[Stored items]

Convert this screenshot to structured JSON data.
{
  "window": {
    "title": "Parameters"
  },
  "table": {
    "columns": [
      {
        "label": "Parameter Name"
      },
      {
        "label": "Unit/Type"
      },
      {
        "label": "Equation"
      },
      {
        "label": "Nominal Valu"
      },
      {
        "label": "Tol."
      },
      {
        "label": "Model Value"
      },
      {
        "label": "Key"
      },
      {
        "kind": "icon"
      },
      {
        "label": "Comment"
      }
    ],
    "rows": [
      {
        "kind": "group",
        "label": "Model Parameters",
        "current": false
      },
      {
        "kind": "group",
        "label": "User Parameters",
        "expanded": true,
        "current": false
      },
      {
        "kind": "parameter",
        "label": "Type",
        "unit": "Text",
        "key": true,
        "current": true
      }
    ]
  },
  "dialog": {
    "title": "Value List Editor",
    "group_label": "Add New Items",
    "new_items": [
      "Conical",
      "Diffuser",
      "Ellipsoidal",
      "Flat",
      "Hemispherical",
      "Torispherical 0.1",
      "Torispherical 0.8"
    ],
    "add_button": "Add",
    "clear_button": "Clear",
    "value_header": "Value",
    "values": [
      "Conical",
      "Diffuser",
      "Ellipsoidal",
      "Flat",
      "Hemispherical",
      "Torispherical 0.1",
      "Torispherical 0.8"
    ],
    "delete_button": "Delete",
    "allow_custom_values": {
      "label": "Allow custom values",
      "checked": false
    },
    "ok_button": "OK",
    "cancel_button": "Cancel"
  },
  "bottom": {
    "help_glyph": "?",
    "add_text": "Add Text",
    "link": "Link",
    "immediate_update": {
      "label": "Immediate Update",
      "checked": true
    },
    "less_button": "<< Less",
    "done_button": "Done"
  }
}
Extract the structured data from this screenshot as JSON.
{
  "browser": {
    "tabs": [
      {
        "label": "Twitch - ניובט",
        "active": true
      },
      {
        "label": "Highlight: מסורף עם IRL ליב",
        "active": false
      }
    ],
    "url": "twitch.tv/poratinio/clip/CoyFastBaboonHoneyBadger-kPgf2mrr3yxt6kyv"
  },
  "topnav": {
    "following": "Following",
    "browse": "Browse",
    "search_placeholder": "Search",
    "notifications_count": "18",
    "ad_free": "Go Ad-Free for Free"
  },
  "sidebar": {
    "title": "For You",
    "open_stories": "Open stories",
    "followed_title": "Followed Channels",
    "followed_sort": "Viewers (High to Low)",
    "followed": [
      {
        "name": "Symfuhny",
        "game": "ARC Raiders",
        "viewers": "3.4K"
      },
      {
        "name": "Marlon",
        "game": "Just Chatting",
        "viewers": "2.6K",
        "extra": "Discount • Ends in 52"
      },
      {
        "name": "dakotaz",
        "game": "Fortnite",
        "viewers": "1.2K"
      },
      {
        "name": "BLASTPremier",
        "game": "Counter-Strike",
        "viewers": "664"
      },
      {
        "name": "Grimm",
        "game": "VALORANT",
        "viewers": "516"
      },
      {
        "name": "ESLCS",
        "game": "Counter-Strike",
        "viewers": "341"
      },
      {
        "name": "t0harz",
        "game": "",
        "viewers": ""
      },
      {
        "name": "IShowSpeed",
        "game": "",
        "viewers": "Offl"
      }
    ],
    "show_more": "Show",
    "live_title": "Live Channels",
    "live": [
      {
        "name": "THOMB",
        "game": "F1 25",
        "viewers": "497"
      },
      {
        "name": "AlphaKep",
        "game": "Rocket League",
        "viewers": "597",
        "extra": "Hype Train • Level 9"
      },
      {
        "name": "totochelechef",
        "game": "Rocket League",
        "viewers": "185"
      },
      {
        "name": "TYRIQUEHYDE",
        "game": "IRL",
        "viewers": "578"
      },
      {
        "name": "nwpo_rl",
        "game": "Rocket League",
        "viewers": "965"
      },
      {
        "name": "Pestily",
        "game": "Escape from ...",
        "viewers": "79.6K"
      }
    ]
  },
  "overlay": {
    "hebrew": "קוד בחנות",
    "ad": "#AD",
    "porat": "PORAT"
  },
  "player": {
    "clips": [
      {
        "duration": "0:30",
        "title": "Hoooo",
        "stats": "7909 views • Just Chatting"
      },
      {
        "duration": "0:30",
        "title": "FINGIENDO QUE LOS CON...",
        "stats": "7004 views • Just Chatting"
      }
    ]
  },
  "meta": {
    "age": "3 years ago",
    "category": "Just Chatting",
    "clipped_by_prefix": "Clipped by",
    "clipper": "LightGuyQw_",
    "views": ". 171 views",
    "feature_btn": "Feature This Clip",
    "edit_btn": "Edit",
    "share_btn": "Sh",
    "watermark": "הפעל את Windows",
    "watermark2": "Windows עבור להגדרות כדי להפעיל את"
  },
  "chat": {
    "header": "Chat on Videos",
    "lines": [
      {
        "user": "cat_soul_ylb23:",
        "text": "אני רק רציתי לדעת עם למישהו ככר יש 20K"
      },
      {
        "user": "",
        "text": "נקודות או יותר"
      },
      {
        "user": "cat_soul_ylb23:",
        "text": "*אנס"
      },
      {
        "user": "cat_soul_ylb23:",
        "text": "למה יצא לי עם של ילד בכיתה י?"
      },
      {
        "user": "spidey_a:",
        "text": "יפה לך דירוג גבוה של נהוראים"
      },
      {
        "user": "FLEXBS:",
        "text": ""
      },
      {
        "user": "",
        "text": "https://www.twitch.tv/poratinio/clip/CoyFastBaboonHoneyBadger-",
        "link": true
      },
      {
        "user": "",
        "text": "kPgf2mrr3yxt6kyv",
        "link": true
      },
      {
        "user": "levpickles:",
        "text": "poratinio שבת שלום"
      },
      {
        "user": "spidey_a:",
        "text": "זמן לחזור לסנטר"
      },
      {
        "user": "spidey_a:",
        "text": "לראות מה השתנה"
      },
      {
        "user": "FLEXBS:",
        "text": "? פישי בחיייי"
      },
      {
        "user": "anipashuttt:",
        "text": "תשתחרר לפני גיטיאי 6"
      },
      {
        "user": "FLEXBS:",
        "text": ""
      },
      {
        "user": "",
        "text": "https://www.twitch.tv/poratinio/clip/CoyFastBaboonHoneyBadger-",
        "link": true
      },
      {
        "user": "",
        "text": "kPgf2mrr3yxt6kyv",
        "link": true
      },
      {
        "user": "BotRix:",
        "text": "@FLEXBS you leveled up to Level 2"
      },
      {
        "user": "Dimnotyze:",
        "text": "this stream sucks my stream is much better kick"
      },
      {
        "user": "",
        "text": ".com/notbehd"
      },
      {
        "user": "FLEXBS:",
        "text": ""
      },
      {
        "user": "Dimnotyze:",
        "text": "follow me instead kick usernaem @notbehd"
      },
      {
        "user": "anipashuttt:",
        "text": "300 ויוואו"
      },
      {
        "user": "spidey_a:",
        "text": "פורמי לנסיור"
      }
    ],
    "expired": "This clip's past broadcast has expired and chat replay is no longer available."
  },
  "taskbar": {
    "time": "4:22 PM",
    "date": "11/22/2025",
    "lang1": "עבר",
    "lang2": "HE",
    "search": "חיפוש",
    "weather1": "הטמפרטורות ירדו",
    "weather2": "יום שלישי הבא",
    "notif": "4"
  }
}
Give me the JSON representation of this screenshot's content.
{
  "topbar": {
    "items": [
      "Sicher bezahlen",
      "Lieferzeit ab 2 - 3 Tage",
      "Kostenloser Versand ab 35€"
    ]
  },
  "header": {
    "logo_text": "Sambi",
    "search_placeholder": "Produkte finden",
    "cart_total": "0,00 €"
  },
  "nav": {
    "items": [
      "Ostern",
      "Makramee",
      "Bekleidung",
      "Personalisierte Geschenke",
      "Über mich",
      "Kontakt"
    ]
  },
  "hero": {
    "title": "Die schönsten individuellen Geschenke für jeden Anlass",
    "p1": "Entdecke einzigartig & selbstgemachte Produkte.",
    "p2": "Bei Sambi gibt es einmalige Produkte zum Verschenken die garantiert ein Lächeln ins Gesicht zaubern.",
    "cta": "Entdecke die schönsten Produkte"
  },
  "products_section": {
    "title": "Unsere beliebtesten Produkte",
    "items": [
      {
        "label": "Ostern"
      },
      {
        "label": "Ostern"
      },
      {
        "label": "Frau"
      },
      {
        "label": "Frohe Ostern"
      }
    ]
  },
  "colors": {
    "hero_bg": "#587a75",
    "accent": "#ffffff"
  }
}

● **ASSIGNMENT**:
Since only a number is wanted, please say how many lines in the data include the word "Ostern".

● **TASK RESULT**:
4